LED Bulbs Arrive

Today we finally received 250 2.5w 60 LED GU10 bulbs. 185 are for the corridors of the Health Club and Spa Treatments; these corridors are lit for 15 hours per day, each bulb was a 50watt halogen; this equates to around 22 tonnes of CO2 per year (about 2 average households) and they cost £5600 per annum in electricity costs.GU10 LEDs
The LED replacement bulbs cost roughly £6 each and the cost of fitting each bulb with various adapters is around £8 giving a total cost to replace these 185 bulbs of roughly £2500. Fortunately these replacement bulbs are 3watt each (considerably less than 50watt), they will still be on 15 hours per day but will now produce only 1.31 tonnes of Co2 and cost around £350 per year to have lit. We got these bulbs from Graham Smith of Future Green Light on Ebay shops.

Wood Burning Boilers Arrive

Today we received 2 large ROJEK wood burning boilers at 49.5 KW weighing 500 kg each. We have bought these to assist in heating and hot water for the hotel at 100kw’s they are rather powerful as they give this output all the time as long as they are kept fed Rojek Boilerwith wood every 5 hours. Unlike a gas boilers you can not turn them off so they basically operate at a lesser degree of flexibility so you need some large vessels to store all the hot water produced. Fortunately we have just the thing in the accumulator tanks. The aim is to use this heat to supply the hotel and test the theory and principle of attempting to run a hotel this size with some green energy. Incidentally we got the boilers from http://www.axminster.co.uk/shop-Rojek.htm the delivery and service have been very good.

UPDATED April 2009; We have not as yet fitted these boilers we are somewhat behind a little; such is life.
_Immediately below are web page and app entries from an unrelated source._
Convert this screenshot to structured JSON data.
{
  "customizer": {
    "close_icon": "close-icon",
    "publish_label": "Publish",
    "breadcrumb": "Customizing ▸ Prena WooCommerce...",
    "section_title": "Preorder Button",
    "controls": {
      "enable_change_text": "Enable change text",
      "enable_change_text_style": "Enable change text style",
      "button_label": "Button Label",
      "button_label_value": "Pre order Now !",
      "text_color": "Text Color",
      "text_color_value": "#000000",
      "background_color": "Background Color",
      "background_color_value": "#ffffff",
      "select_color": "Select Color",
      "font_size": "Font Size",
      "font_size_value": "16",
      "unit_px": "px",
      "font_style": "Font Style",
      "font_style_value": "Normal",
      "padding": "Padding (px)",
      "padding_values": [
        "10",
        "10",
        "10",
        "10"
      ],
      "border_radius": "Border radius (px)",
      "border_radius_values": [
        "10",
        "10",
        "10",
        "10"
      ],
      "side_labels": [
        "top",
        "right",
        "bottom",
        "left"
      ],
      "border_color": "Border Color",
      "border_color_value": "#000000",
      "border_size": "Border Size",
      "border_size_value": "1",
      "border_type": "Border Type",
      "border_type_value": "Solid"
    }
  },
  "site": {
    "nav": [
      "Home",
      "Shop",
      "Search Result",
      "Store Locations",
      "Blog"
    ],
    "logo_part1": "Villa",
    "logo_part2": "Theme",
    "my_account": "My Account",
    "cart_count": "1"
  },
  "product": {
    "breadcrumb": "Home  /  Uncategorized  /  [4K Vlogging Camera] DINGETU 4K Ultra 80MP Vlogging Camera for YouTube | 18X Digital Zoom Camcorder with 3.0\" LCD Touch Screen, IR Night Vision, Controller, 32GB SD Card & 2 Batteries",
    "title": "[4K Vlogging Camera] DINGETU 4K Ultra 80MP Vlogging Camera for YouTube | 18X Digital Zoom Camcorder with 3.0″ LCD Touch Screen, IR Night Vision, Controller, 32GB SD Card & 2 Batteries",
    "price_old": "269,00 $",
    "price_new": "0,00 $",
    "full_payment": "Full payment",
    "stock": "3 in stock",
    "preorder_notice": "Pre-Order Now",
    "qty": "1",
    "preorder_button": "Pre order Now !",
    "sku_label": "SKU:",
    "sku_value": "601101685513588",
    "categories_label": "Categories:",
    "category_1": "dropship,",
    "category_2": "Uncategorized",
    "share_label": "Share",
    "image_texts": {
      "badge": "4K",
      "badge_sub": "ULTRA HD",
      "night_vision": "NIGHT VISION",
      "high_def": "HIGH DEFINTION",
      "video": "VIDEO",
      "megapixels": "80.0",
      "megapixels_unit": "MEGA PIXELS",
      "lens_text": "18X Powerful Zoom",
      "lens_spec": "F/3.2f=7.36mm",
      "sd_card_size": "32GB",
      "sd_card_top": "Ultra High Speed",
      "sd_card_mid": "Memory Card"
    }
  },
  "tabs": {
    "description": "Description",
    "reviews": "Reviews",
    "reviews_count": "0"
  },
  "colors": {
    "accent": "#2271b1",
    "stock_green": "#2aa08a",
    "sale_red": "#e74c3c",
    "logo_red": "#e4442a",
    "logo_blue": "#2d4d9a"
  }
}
We are having trouble finding a place that is not too far away where we can fit the 5000l accumulator; these things are very big!